TASK REQUIREMENTS
Give an exact reproduction of all the lines in the listing.

INPUT FOR THIS TASK
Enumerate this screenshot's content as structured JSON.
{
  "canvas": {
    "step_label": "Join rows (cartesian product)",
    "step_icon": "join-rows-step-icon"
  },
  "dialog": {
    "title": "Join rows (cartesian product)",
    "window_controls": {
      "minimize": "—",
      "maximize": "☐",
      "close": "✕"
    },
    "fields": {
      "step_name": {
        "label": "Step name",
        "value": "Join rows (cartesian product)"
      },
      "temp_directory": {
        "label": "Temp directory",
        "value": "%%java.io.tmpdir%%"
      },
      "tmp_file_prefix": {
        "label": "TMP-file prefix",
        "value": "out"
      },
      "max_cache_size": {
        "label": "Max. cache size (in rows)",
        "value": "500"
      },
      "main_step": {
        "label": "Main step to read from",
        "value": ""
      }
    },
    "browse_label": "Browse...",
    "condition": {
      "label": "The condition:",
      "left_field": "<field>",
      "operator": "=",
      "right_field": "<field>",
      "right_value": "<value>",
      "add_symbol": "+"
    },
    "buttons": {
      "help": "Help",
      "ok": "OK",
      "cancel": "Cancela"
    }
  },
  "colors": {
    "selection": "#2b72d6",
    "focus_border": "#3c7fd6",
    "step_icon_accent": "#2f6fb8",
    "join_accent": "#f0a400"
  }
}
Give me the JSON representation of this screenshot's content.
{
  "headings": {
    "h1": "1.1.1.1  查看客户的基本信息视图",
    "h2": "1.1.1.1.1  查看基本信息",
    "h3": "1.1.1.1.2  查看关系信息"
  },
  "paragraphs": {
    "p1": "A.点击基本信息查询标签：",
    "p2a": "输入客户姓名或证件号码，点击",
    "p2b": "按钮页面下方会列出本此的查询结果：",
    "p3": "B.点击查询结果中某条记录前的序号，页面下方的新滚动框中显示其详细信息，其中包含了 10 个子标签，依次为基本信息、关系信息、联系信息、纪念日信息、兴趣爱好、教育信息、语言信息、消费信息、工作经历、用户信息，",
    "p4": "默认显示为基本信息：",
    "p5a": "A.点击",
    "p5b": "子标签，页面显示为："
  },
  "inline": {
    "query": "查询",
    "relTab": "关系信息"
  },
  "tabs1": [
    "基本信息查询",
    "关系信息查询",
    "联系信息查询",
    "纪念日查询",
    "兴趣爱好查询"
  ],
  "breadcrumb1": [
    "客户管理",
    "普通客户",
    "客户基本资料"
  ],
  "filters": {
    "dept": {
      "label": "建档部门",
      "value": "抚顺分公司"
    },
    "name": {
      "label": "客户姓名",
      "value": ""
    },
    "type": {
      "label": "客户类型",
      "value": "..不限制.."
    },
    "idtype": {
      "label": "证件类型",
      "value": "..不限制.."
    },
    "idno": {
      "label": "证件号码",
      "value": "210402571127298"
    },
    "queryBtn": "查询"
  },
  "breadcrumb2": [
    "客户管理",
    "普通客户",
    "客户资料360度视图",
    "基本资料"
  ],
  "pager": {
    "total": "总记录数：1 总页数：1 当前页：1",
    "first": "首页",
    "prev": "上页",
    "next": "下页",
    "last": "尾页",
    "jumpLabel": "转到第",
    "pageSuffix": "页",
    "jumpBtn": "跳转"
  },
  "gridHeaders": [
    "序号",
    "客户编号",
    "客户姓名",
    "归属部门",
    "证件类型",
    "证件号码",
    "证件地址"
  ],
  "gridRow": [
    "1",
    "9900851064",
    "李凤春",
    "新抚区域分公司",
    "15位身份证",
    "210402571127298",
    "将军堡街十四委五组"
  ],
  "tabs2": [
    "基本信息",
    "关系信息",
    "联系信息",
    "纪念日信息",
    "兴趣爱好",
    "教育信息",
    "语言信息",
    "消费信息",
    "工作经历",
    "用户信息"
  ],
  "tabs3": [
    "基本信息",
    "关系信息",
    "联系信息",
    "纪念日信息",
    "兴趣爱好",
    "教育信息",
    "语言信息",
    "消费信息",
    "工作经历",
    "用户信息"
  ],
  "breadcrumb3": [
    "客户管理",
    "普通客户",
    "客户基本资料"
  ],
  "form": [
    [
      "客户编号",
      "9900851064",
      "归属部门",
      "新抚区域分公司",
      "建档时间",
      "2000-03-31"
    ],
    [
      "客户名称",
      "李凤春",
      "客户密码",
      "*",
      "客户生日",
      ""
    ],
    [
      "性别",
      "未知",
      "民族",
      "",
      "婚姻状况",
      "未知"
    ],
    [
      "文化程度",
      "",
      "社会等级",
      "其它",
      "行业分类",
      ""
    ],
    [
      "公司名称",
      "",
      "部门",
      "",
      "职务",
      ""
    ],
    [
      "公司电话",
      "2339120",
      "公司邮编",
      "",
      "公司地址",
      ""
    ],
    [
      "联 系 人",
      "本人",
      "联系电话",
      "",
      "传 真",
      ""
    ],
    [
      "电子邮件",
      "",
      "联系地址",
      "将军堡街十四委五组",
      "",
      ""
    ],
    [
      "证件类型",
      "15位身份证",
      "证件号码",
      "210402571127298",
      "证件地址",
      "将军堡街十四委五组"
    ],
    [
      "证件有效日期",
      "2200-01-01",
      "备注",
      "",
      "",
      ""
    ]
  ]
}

RESULT
Enumerate this screenshot's content as structured JSON.
{
  "canvas": {
    "step_label": "Join rows (cartesian product)",
    "step_icon": "join-rows-step-icon"
  },
  "dialog": {
    "title": "Join rows (cartesian product)",
    "window_controls": {
      "minimize": "—",
      "maximize": "☐",
      "close": "✕"
    },
    "fields": {
      "step_name": {
        "label": "Step name",
        "value": "Join rows (cartesian product)"
      },
      "temp_directory": {
        "label": "Temp directory",
        "value": "%%java.io.tmpdir%%"
      },
      "tmp_file_prefix": {
        "label": "TMP-file prefix",
        "value": "out"
      },
      "max_cache_size": {
        "label": "Max. cache size (in rows)",
        "value": "500"
      },
      "main_step": {
        "label": "Main step to read from",
        "value": ""
      }
    },
    "browse_label": "Browse...",
    "condition": {
      "label": "The condition:",
      "left_field": "<field>",
      "operator": "=",
      "right_field": "<field>",
      "right_value": "<value>",
      "add_symbol": "+"
    },
    "buttons": {
      "help": "Help",
      "ok": "OK",
      "cancel": "Cancela"
    }
  },
  "colors": {
    "selection": "#2b72d6",
    "focus_border": "#3c7fd6",
    "step_icon_accent": "#2f6fb8",
    "join_accent": "#f0a400"
  }
}
Give me the JSON representation of this screenshot's content.
{
  "headings": {
    "h1": "1.1.1.1  查看客户的基本信息视图",
    "h2": "1.1.1.1.1  查看基本信息",
    "h3": "1.1.1.1.2  查看关系信息"
  },
  "paragraphs": {
    "p1": "A.点击基本信息查询标签：",
    "p2a": "输入客户姓名或证件号码，点击",
    "p2b": "按钮页面下方会列出本此的查询结果：",
    "p3": "B.点击查询结果中某条记录前的序号，页面下方的新滚动框中显示其详细信息，其中包含了 10 个子标签，依次为基本信息、关系信息、联系信息、纪念日信息、兴趣爱好、教育信息、语言信息、消费信息、工作经历、用户信息，",
    "p4": "默认显示为基本信息：",
    "p5a": "A.点击",
    "p5b": "子标签，页面显示为："
  },
  "inline": {
    "query": "查询",
    "relTab": "关系信息"
  },
  "tabs1": [
    "基本信息查询",
    "关系信息查询",
    "联系信息查询",
    "纪念日查询",
    "兴趣爱好查询"
  ],
  "breadcrumb1": [
    "客户管理",
    "普通客户",
    "客户基本资料"
  ],
  "filters": {
    "dept": {
      "label": "建档部门",
      "value": "抚顺分公司"
    },
    "name": {
      "label": "客户姓名",
      "value": ""
    },
    "type": {
      "label": "客户类型",
      "value": "..不限制.."
    },
    "idtype": {
      "label": "证件类型",
      "value": "..不限制.."
    },
    "idno": {
      "label": "证件号码",
      "value": "210402571127298"
    },
    "queryBtn": "查询"
  },
  "breadcrumb2": [
    "客户管理",
    "普通客户",
    "客户资料360度视图",
    "基本资料"
  ],
  "pager": {
    "total": "总记录数：1 总页数：1 当前页：1",
    "first": "首页",
    "prev": "上页",
    "next": "下页",
    "last": "尾页",
    "jumpLabel": "转到第",
    "pageSuffix": "页",
    "jumpBtn": "跳转"
  },
  "gridHeaders": [
    "序号",
    "客户编号",
    "客户姓名",
    "归属部门",
    "证件类型",
    "证件号码",
    "证件地址"
  ],
  "gridRow": [
    "1",
    "9900851064",
    "李凤春",
    "新抚区域分公司",
    "15位身份证",
    "210402571127298",
    "将军堡街十四委五组"
  ],
  "tabs2": [
    "基本信息",
    "关系信息",
    "联系信息",
    "纪念日信息",
    "兴趣爱好",
    "教育信息",
    "语言信息",
    "消费信息",
    "工作经历",
    "用户信息"
  ],
  "tabs3": [
    "基本信息",
    "关系信息",
    "联系信息",
    "纪念日信息",
    "兴趣爱好",
    "教育信息",
    "语言信息",
    "消费信息",
    "工作经历",
    "用户信息"
  ],
  "breadcrumb3": [
    "客户管理",
    "普通客户",
    "客户基本资料"
  ],
  "form": [
    [
      "客户编号",
      "9900851064",
      "归属部门",
      "新抚区域分公司",
      "建档时间",
      "2000-03-31"
    ],
    [
      "客户名称",
      "李凤春",
      "客户密码",
      "*",
      "客户生日",
      ""
    ],
    [
      "性别",
      "未知",
      "民族",
      "",
      "婚姻状况",
      "未知"
    ],
    [
      "文化程度",
      "",
      "社会等级",
      "其它",
      "行业分类",
      ""
    ],
    [
      "公司名称",
      "",
      "部门",
      "",
      "职务",
      ""
    ],
    [
      "公司电话",
      "2339120",
      "公司邮编",
      "",
      "公司地址",
      ""
    ],
    [
      "联 系 人",
      "本人",
      "联系电话",
      "",
      "传 真",
      ""
    ],
    [
      "电子邮件",
      "",
      "联系地址",
      "将军堡街十四委五组",
      "",
      ""
    ],
    [
      "证件类型",
      "15位身份证",
      "证件号码",
      "210402571127298",
      "证件地址",
      "将军堡街十四委五组"
    ],
    [
      "证件有效日期",
      "2200-01-01",
      "备注",
      "",
      "",
      ""
    ]
  ]
}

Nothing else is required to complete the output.